Citrust Longhorn BettleCitrus Longhorn Beetle (Anaplophora chinensis)

We are asking the public and those in the horticulture industry to look out for this pest.

· Citrus Longhorn Beetle (Anoplophora chinensis) is a serious invasive pest from South East Asia.

· It can infest a wide range of broadleaved trees and would be a major threat to horticulture and the wider environment if it became established here.

· The larvae feed inside the tree and are almost impossible to detect without cutting the stem, until the adult emerges leaving a visible exit hole.

In recent years there have been several findings in Europe, including interceptions in the UK, of beetles and potentially infested plants, imported from Asia. Since the larvae may live inside the stem for up to four years, we must continue to be vigilant for adults emerging, and spreading to new hosts. They are likely to be most active in July and August.

This beetle is a plant pest and information to help you identify Citrus Longhorn Beetle is available on the Fera website. Two short videos have also been commissioned (one for the individual, the other of the horticultural trade) to help us understand why it's a problem, what to look out for and what to do if found.

If you would like further information on this please contact Horticulture and Marketing Unit.

Outbreaks and interceptions

In 2008, a consignment of maple trees (Acer palmatum) imported from China to Guernsey via The Netherlands was found to be infested with Citrus Longhorn Beetle. Trees from this consignment had been widely distributed around the UK by mail order, before the finding was made. Specific follow-up and general publicity resulted in several beetles being found in England and Wales, in 2008 and 2009.

In February 2010, an outbreak of the pest was confirmed in Boskoop, a major nursery growing area in The Netherlands.

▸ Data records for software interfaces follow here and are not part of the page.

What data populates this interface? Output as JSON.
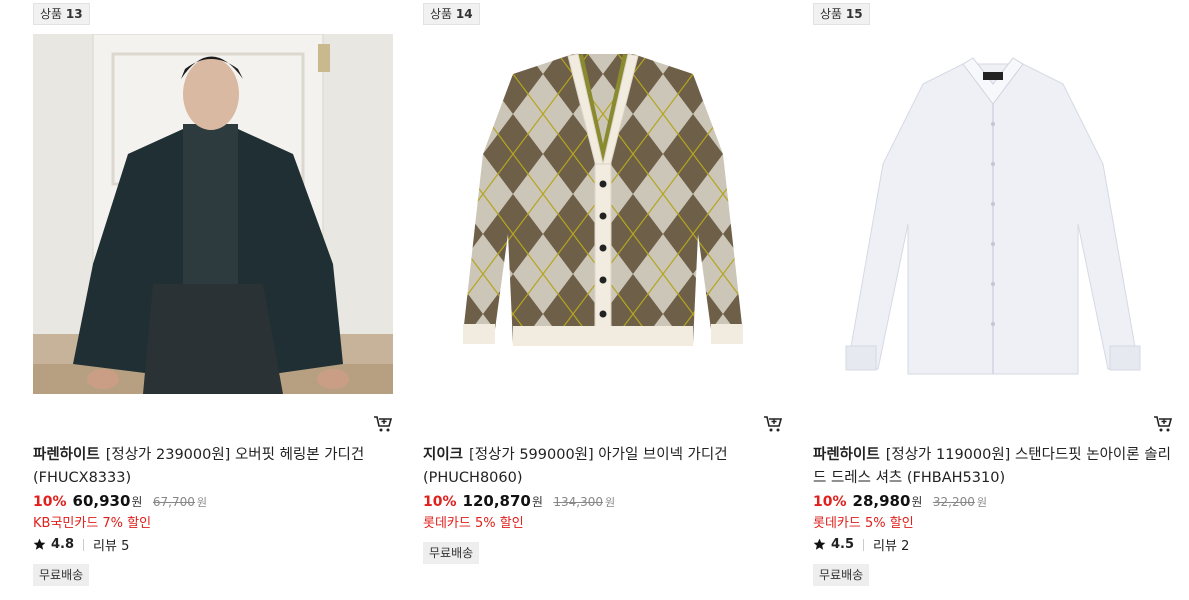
{
  "products": [
    {
      "badge_prefix": "상품",
      "badge_num": "13",
      "brand": "파렌하이트",
      "title": "[정상가 239000원] 오버핏 헤링본 가디건 (FHUCX8333)",
      "discount_rate": "10%",
      "price": "60,930",
      "won": "원",
      "original_price": "67,700",
      "promo": "KB국민카드 7% 할인",
      "rating": "4.8",
      "review_label": "리뷰 5",
      "shipping": "무료배송"
    },
    {
      "badge_prefix": "상품",
      "badge_num": "14",
      "brand": "지이크",
      "title": "[정상가 599000원] 아가일 브이넥 가디건 (PHUCH8060)",
      "discount_rate": "10%",
      "price": "120,870",
      "won": "원",
      "original_price": "134,300",
      "promo": "롯데카드 5% 할인",
      "shipping": "무료배송"
    },
    {
      "badge_prefix": "상품",
      "badge_num": "15",
      "brand": "파렌하이트",
      "title": "[정상가 119000원] 스탠다드핏 논아이론 솔리드 드레스 셔츠 (FHBAH5310)",
      "discount_rate": "10%",
      "price": "28,980",
      "won": "원",
      "original_price": "32,200",
      "promo": "롯데카드 5% 할인",
      "rating": "4.5",
      "review_label": "리뷰 2",
      "shipping": "무료배송"
    }
  ],
  "colors": {
    "accent": "#e0201c"
  },
  "icons": {
    "cart": "cart-icon",
    "rating": "star-icon"
  }
}
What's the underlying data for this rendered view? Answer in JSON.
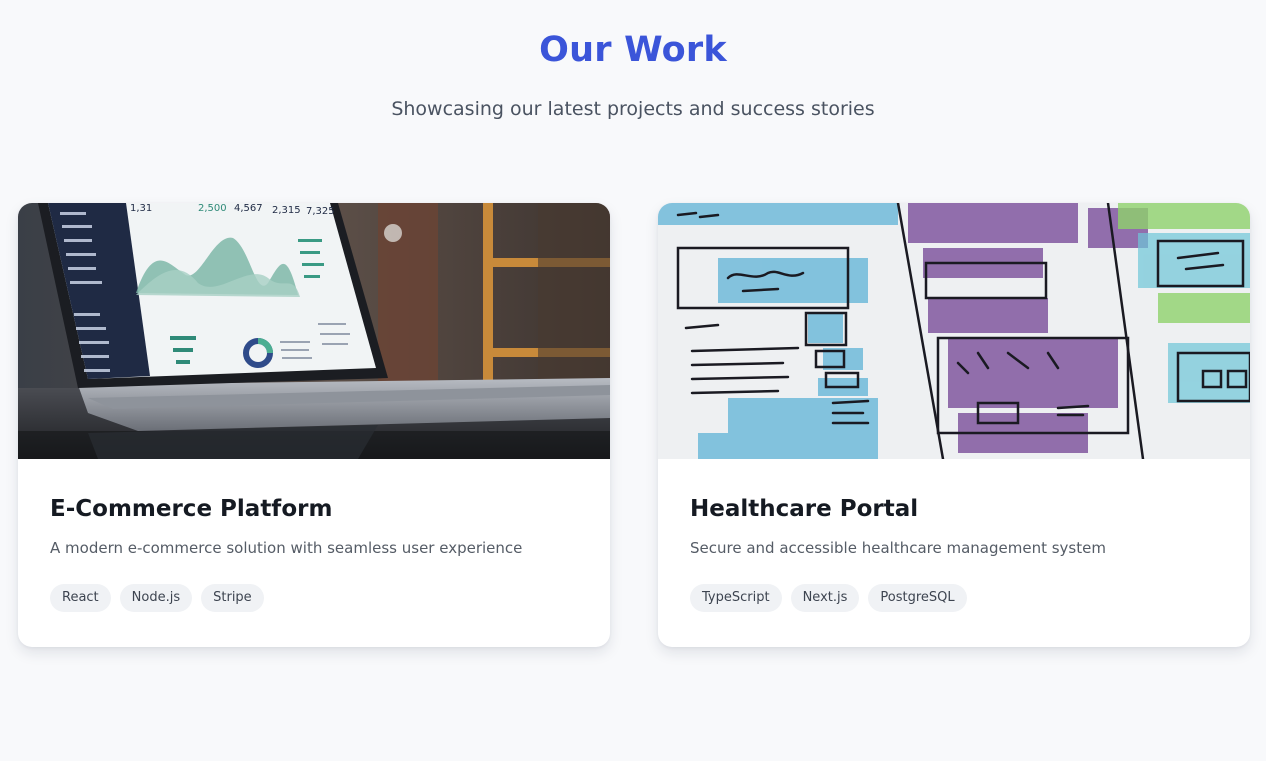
{
  "section": {
    "title": "Our Work",
    "subtitle": "Showcasing our latest projects and success stories"
  },
  "colors": {
    "accent": "#3b55d9",
    "background": "#f8f9fb",
    "card": "#ffffff",
    "tag_bg": "#f0f2f5"
  },
  "projects": [
    {
      "title": "E-Commerce Platform",
      "description": "A modern e-commerce solution with seamless user experience",
      "image": "laptop-analytics-dashboard-photo",
      "image_text": {
        "stats": [
          "1,31",
          "2,500",
          "4,567",
          "2,315",
          "7,325"
        ]
      },
      "tags": [
        "React",
        "Node.js",
        "Stripe"
      ]
    },
    {
      "title": "Healthcare Portal",
      "description": "Secure and accessible healthcare management system",
      "image": "watercolor-wireframe-sketch-photo",
      "tags": [
        "TypeScript",
        "Next.js",
        "PostgreSQL"
      ]
    }
  ]
}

Evidence suggested it had been present for a number of years, so plants might have unwittingly been distributed to the UK with the pest present. In addition to measures taken by the Dutch Plant Protection Service, the Scottish Government followed up recent deliveries from the area, and stringent destructive sampling was introduced for host plants imported from countries outside the EU.

The main source of infested plants in recent years has been China. The EU agreed a suspension of imports of maple trees from China until May 2012, as well as other measures to strengthen the EU's protection against citrus longhorn beetle. This was implemented in Scottish law through the Plant Health (Scotland) Amendment (No.2) Order 2010.